Data extract:
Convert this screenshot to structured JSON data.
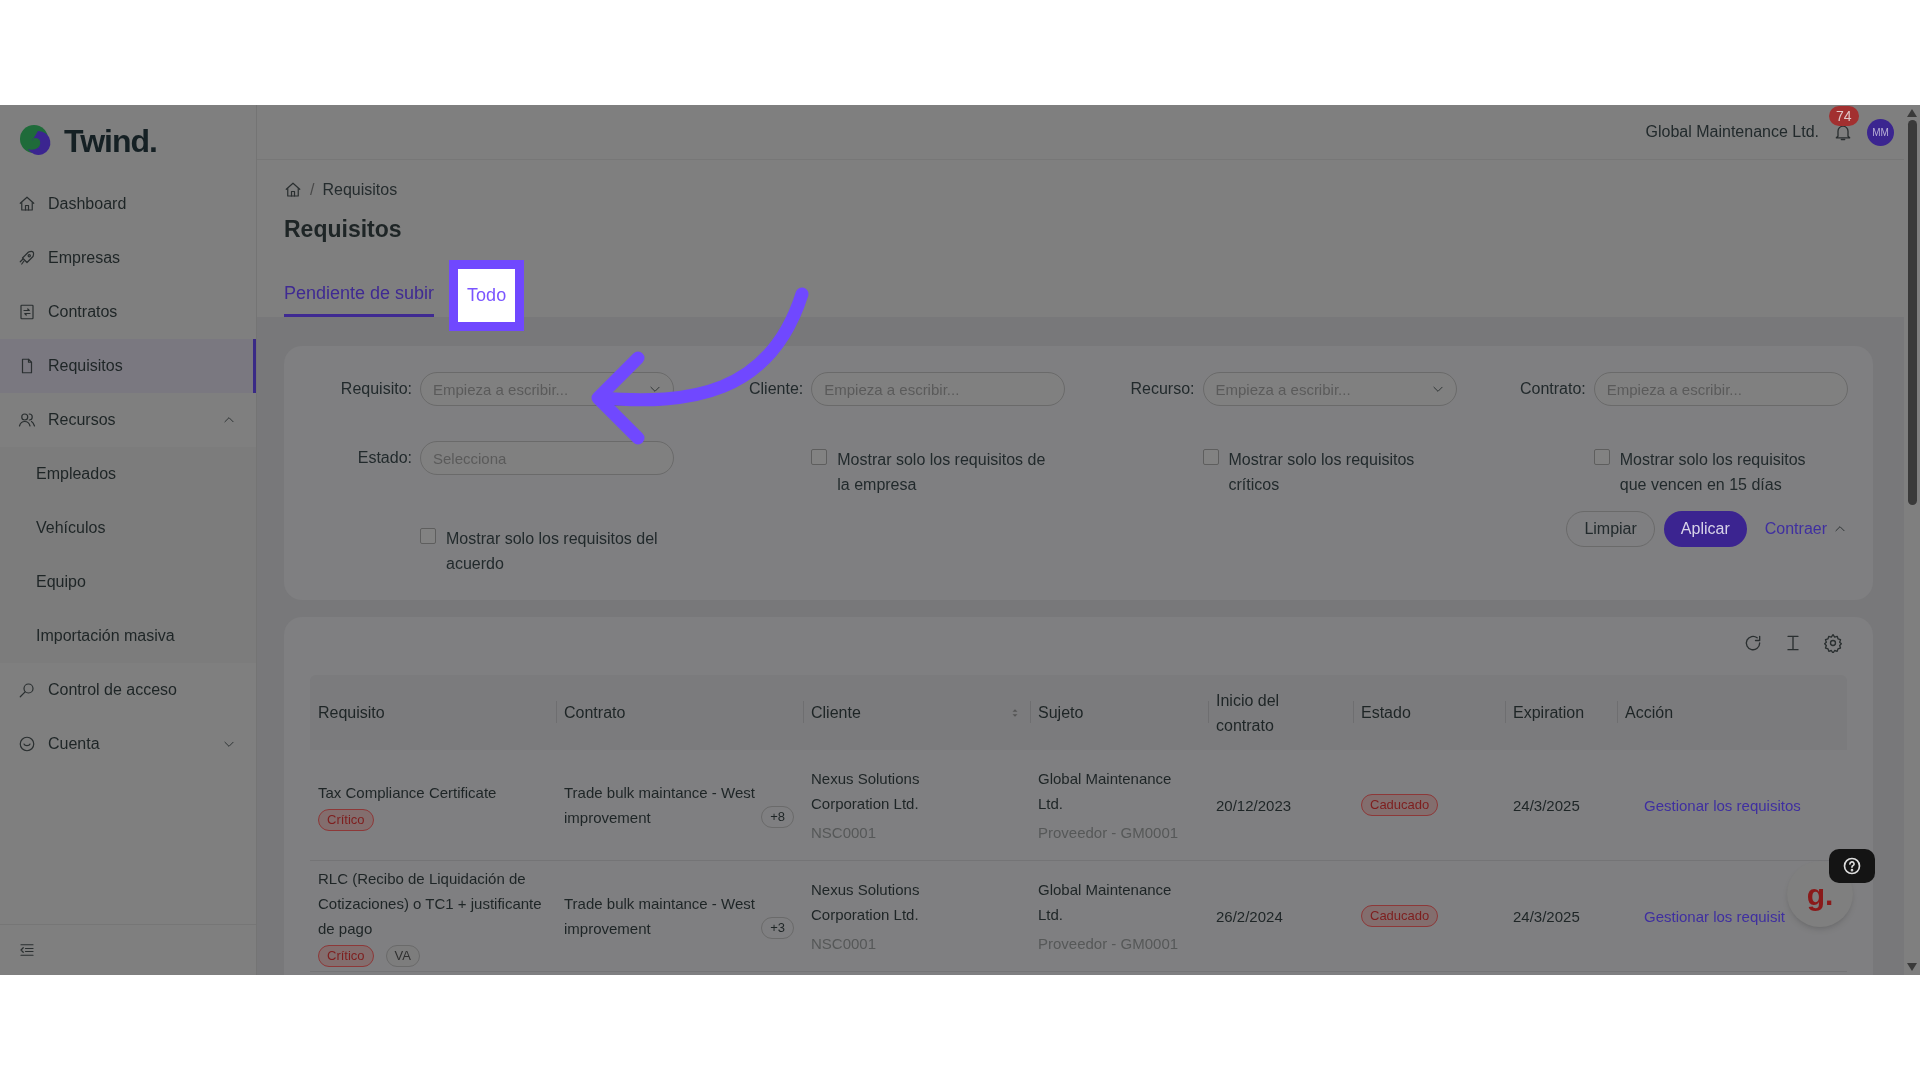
{
  "sidebar": {
    "logo": "Twind.",
    "items": [
      {
        "label": "Dashboard",
        "kind": "link",
        "selected": false
      },
      {
        "label": "Empresas",
        "kind": "link",
        "selected": false
      },
      {
        "label": "Contratos",
        "kind": "link",
        "selected": false
      },
      {
        "label": "Requisitos",
        "kind": "link",
        "selected": true
      },
      {
        "label": "Recursos",
        "kind": "group",
        "selected": false,
        "expanded": true,
        "children": [
          {
            "label": "Empleados"
          },
          {
            "label": "Vehículos"
          },
          {
            "label": "Equipo"
          },
          {
            "label": "Importación masiva"
          }
        ]
      },
      {
        "label": "Control de acceso",
        "kind": "link",
        "selected": false
      },
      {
        "label": "Cuenta",
        "kind": "group",
        "selected": false,
        "expanded": false
      }
    ]
  },
  "header": {
    "company": "Global Maintenance Ltd.",
    "notifications": "74",
    "avatar": "MM"
  },
  "breadcrumb": {
    "separator": "/",
    "items": [
      "Requisitos"
    ]
  },
  "title": "Requisitos",
  "tabs": [
    {
      "label": "Pendiente de subir",
      "selected": true,
      "highlighted": false
    },
    {
      "label": "Todo",
      "selected": false,
      "highlighted": true
    }
  ],
  "filters": {
    "fields": [
      {
        "label": "Requisito:",
        "placeholder": "Empieza a escribir...",
        "kind": "select"
      },
      {
        "label": "Cliente:",
        "placeholder": "Empieza a escribir...",
        "kind": "text"
      },
      {
        "label": "Recurso:",
        "placeholder": "Empieza a escribir...",
        "kind": "select"
      },
      {
        "label": "Contrato:",
        "placeholder": "Empieza a escribir...",
        "kind": "text"
      },
      {
        "label": "Estado:",
        "placeholder": "Selecciona",
        "kind": "text"
      }
    ],
    "checkboxes": [
      {
        "label": "Mostrar solo los requisitos de la empresa",
        "checked": false
      },
      {
        "label": "Mostrar solo los requisitos críticos",
        "checked": false
      },
      {
        "label": "Mostrar solo los requisitos que vencen en 15 días",
        "checked": false
      },
      {
        "label": "Mostrar solo los requisitos del acuerdo",
        "checked": false
      }
    ],
    "clear": "Limpiar",
    "apply": "Aplicar",
    "collapse": "Contraer"
  },
  "table": {
    "columns": [
      {
        "label": "Requisito",
        "sortable": false
      },
      {
        "label": "Contrato",
        "sortable": false
      },
      {
        "label": "Cliente",
        "sortable": true
      },
      {
        "label": "Sujeto",
        "sortable": false
      },
      {
        "label": "Inicio del contrato",
        "sortable": false
      },
      {
        "label": "Estado",
        "sortable": false
      },
      {
        "label": "Expiration",
        "sortable": false
      },
      {
        "label": "Acción",
        "sortable": false
      }
    ],
    "rows": [
      {
        "requisito": "Tax Compliance Certificate",
        "tags": [
          {
            "label": "Crítico",
            "kind": "critical"
          }
        ],
        "contrato": "Trade bulk maintance - West improvement",
        "contrato_more": "+8",
        "cliente": "Nexus Solutions Corporation Ltd.",
        "cliente_code": "NSC0001",
        "sujeto": "Global Maintenance Ltd.",
        "sujeto_role": "Proveedor - GM0001",
        "inicio": "20/12/2023",
        "estado": "Caducado",
        "expiration": "24/3/2025",
        "accion": "Gestionar los requisitos"
      },
      {
        "requisito": "RLC (Recibo de Liquidación de Cotizaciones) o TC1 + justificante de pago",
        "tags": [
          {
            "label": "Crítico",
            "kind": "critical"
          },
          {
            "label": "VA",
            "kind": "neutral"
          }
        ],
        "contrato": "Trade bulk maintance - West improvement",
        "contrato_more": "+3",
        "cliente": "Nexus Solutions Corporation Ltd.",
        "cliente_code": "NSC0001",
        "sujeto": "Global Maintenance Ltd.",
        "sujeto_role": "Proveedor - GM0001",
        "inicio": "26/2/2024",
        "estado": "Caducado",
        "expiration": "24/3/2025",
        "accion": "Gestionar los requisit"
      }
    ]
  },
  "help_widget": {
    "logo": "g."
  }
}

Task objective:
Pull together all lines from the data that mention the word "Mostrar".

Final answer:
        "label": "Mostrar solo los requisitos de la empresa",
        "label": "Mostrar solo los requisitos críticos",
        "label": "Mostrar solo los requisitos que vencen en 15 días",
        "label": "Mostrar solo los requisitos del acuerdo",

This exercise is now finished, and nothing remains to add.